■ HOW TO COMPLETE THIS TASK
Write out every record below exactly as it appears, omitting the pictures.

■ Data entries
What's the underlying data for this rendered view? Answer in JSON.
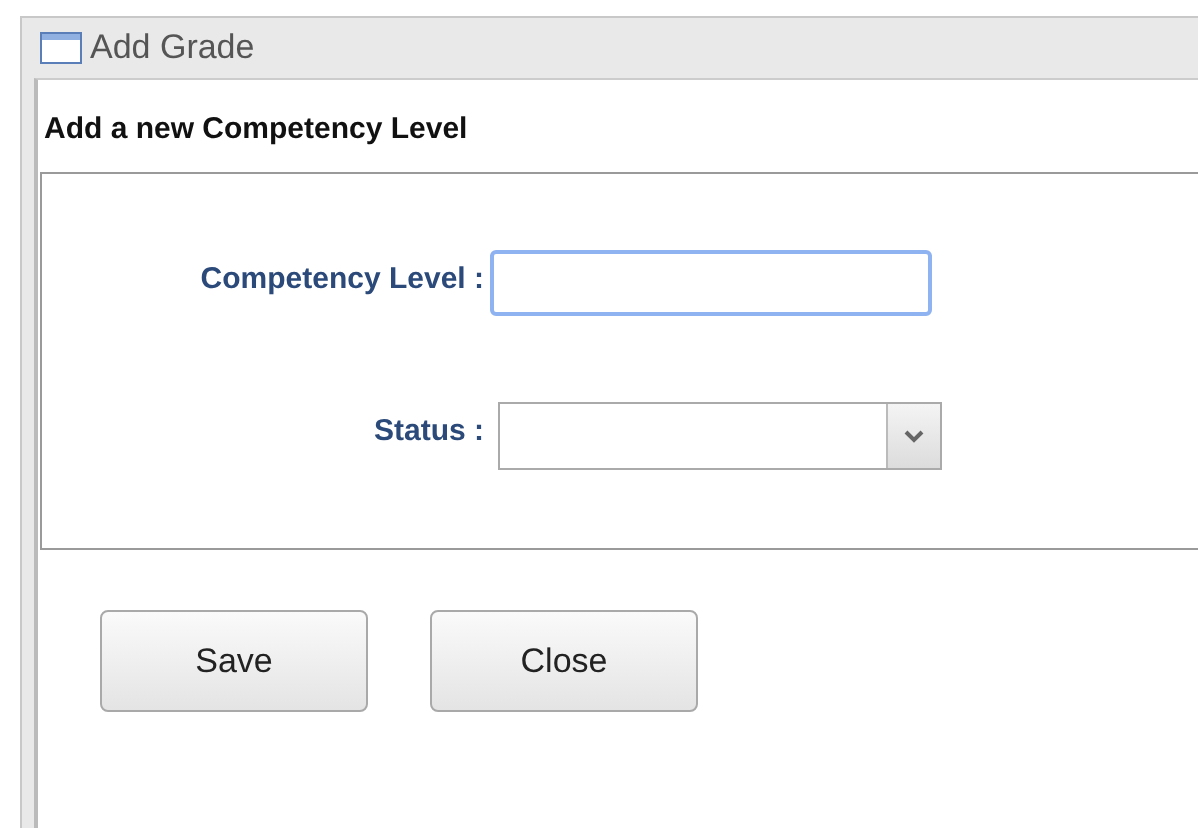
{
  "window": {
    "title": "Add Grade"
  },
  "form": {
    "heading": "Add a new Competency Level",
    "fields": [
      {
        "kind": "text",
        "label": "Competency Level :",
        "focused": true
      },
      {
        "kind": "select",
        "label": "Status :",
        "focused": false
      }
    ]
  },
  "buttons": [
    "Save",
    "Close"
  ]
}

■ EXERCISE RESULT
What's the underlying data for this rendered view? Answer in JSON.
{
  "window": {
    "title": "Add Grade"
  },
  "form": {
    "heading": "Add a new Competency Level",
    "fields": [
      {
        "kind": "text",
        "label": "Competency Level :",
        "focused": true
      },
      {
        "kind": "select",
        "label": "Status :",
        "focused": false
      }
    ]
  },
  "buttons": [
    "Save",
    "Close"
  ]
}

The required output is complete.